The lieutenant of the gunners, forced back to the bastion, directed the heavy cannon himself. The shot, however, missed: the barrel was too cold.
'You two, take the marksman out, don't just stand there!', the commander wheezed, parrying another vicious strike from Scolari. 'I'll have a word about that!', shouted Luigi di Trattore, entering the scene. He climbed the rope as he couldn't wait for his boss any longer. Two explosions ruptured everyone's ear drums within fifty yards as di Trattore raised his blunderbusses and fired them at the closest marine. He couldn't miss from such a distance, and the marine fell down dead.
Scolari was the first to regain his senses, but he allowed his opponent to stand up and regain his senses again. The pirate even bowed a little, and then with a deadly slash cut the commander's throat. The remaining marines saw this and fled.
'Well, this means we don't have to use the rope, Luigi', the pirate captain declared, and they descended the ramp, keeping an eye on the marines huddled up near the furthest barracks. 'Sir, we would like to surrender', the sergeant, miraculously still alive, told Scolari. 'That's very sensitive, but I don't have enough space on my ship to transport you to my den', the pirate smiled. 'Besides, I can only hold The Rock until the next supply ship arrives and brings at least a company of you merry fellows.'
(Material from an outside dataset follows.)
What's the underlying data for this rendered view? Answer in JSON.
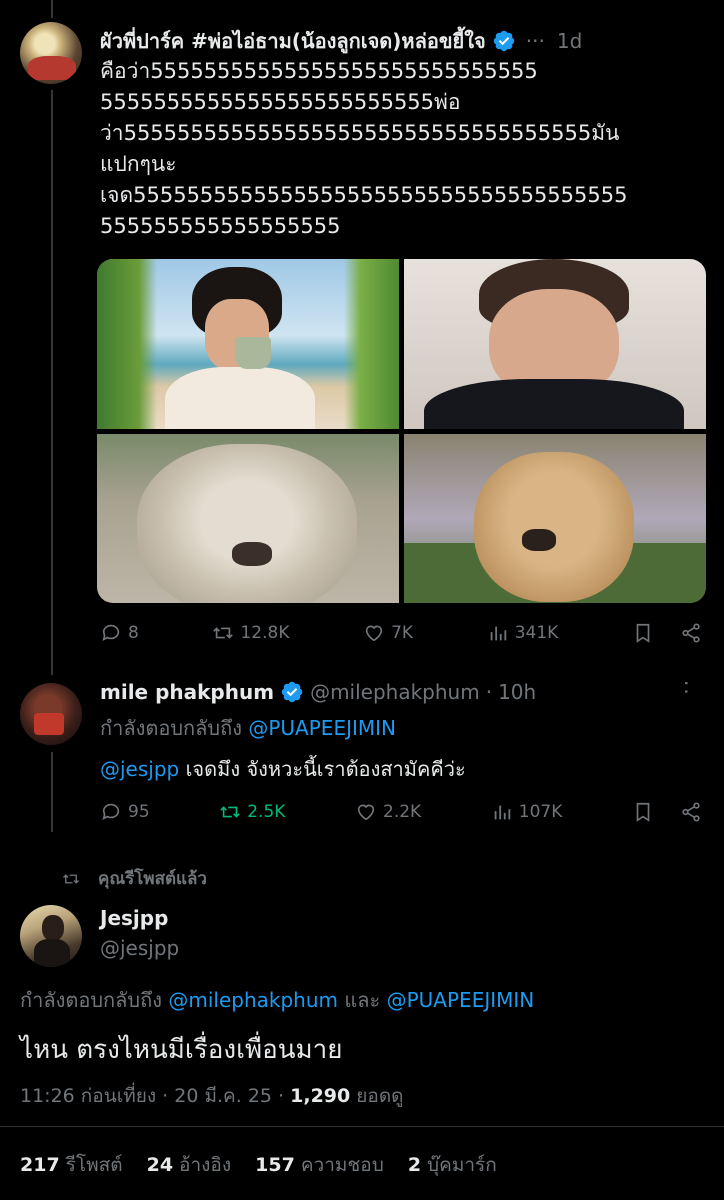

Just when Scolari finished his speech, the guns from the bastion sounded a second time, and this time they scored a hit on the Helena, disabling a gun and killing two men. But these unfortunate two were the only casualties of the pirates; most marines on the island were lightly wounded but out of action for their reluctance to fight.
'Well, we can't get off without a prize after all', the pirates contemplated and raised anchor on the longboat that served Palestrina so well during the fight.
'So, will you hold me for ransom or what?', Pierre d'Arson asked the pirates. 'No, actually, I have something much more prosperous in mind', Scolari answered. They sailed south along the coast. The highway ran close to the sea at this point. They made land in the longboat near a grove hidden from the road, where a group of pirates waited them with horses. 'I will escort you north, to Calvacasa. We will talk about the rest there.'